we may see it time microcode updates drizzled down onto bios updates but sadly there is a lot of hardware out there with these bugs that will never get patched and a lot of software that will not get patched too.

it was found and released months ago by a project called google project zero they reported this issue to Intel, AMD and ARM on 2017-06-01 way before it became publically available.

Re: meltdown and spectre bug

Posted: Tue Jan 16, 2018 2:19 pm
by Dan Dar3
Microsoft published some benchmarking results: ... s-systems/

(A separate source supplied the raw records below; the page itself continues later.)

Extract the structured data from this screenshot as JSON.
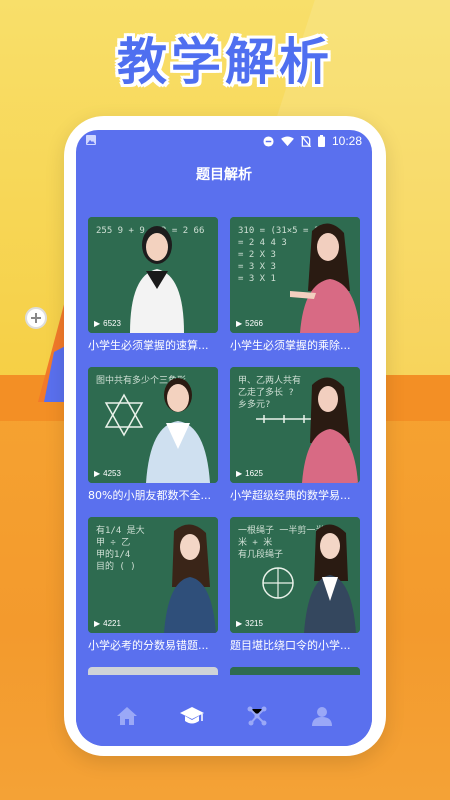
{
  "banner": {
    "headline": "教学解析"
  },
  "status": {
    "time": "10:28"
  },
  "page": {
    "title": "题目解析"
  },
  "videos": [
    {
      "title": "小学生必须掌握的速算...",
      "views": "6523",
      "board": [
        "255 9 + 9 · 2 = 2 66",
        ""
      ]
    },
    {
      "title": "小学生必须掌握的乘除...",
      "views": "5266",
      "board": [
        "310 = (31×5 = 1)",
        "= 2 4 4 3",
        "= 2 X 3",
        "= 3 X 3",
        "= 3 X 1"
      ]
    },
    {
      "title": "80%的小朋友都数不全...",
      "views": "4253",
      "board": [
        "图中共有多少个三角形"
      ]
    },
    {
      "title": "小学超级经典的数学易...",
      "views": "1625",
      "board": [
        "甲、乙两人共有",
        "乙走了多长 ?",
        "乡多元?"
      ]
    },
    {
      "title": "小学必考的分数易错题...",
      "views": "4221",
      "board": [
        "有1/4 是大",
        "甲 ÷ 乙",
        "甲的1/4",
        "目的 ( ) "
      ]
    },
    {
      "title": "题目堪比绕口令的小学...",
      "views": "3215",
      "board": [
        "一根绳子 一半剪一半",
        "米 + 米",
        "有几段绳子"
      ]
    }
  ],
  "tabs": [
    "home",
    "course",
    "tools",
    "profile"
  ],
  "colors": {
    "accent": "#5a70ee",
    "board": "#2e6b50",
    "banner_bg": "#f6cf45",
    "bottom_bg": "#f4a236"
  }
}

One of the questions for all these fixes is the impact they could have on the performance of both PCs and servers. It is important to note that many of the benchmarks published so far do not include both OS and silicon updates. We’re performing our own sets of benchmarks and will publish them when complete, but I also want to note that we are simultaneously working on further refining our work to tune performance. In general, our experience is that Variant 1 and Variant 3 mitigations have minimal performance impact, while Variant 2 remediation, including OS and microcode, has a performance impact.

Here is the summary of what we have found so far:
  • With Windows 10 on newer silicon (2016-era PCs with Skylake, Kabylake or newer CPU), benchmarks show single-digit slowdowns, but we don’t expect most users to notice a change because these percentages are reflected in milliseconds.
  • With Windows 10 on older silicon (2015-era PCs with Haswell or older CPU), some benchmarks show more significant slowdowns, and we expect that some users will notice a decrease in system performance.
  • With Windows 8 and Windows 7 on older silicon (2015-era PCs with Haswell or older CPU), we expect most users to notice a decrease in system performance.
  • Windows Server on any silicon, especially in any IO-intensive application, shows a more significant performance impact when you enable the mitigations to isolate untrusted code within a Windows Server instance. This is why you want to be careful to evaluate the risk of untrusted code for each Windows Server instance, and balance the security versus performance tradeoff for your environment.
For context, on newer CPUs such as on Skylake and beyond, Intel has refined the instructions used to disable branch speculation to be more specific to indirect branches, reducing the overall performance penalty of the Spectre mitigation. Older versions of Windows have a larger performance impact because Windows 7 and Windows 8 have more user-kernel transitions because of legacy design decisions, such as all font rendering taking place in the kernel. We will publish data on benchmark performance in the weeks ahead.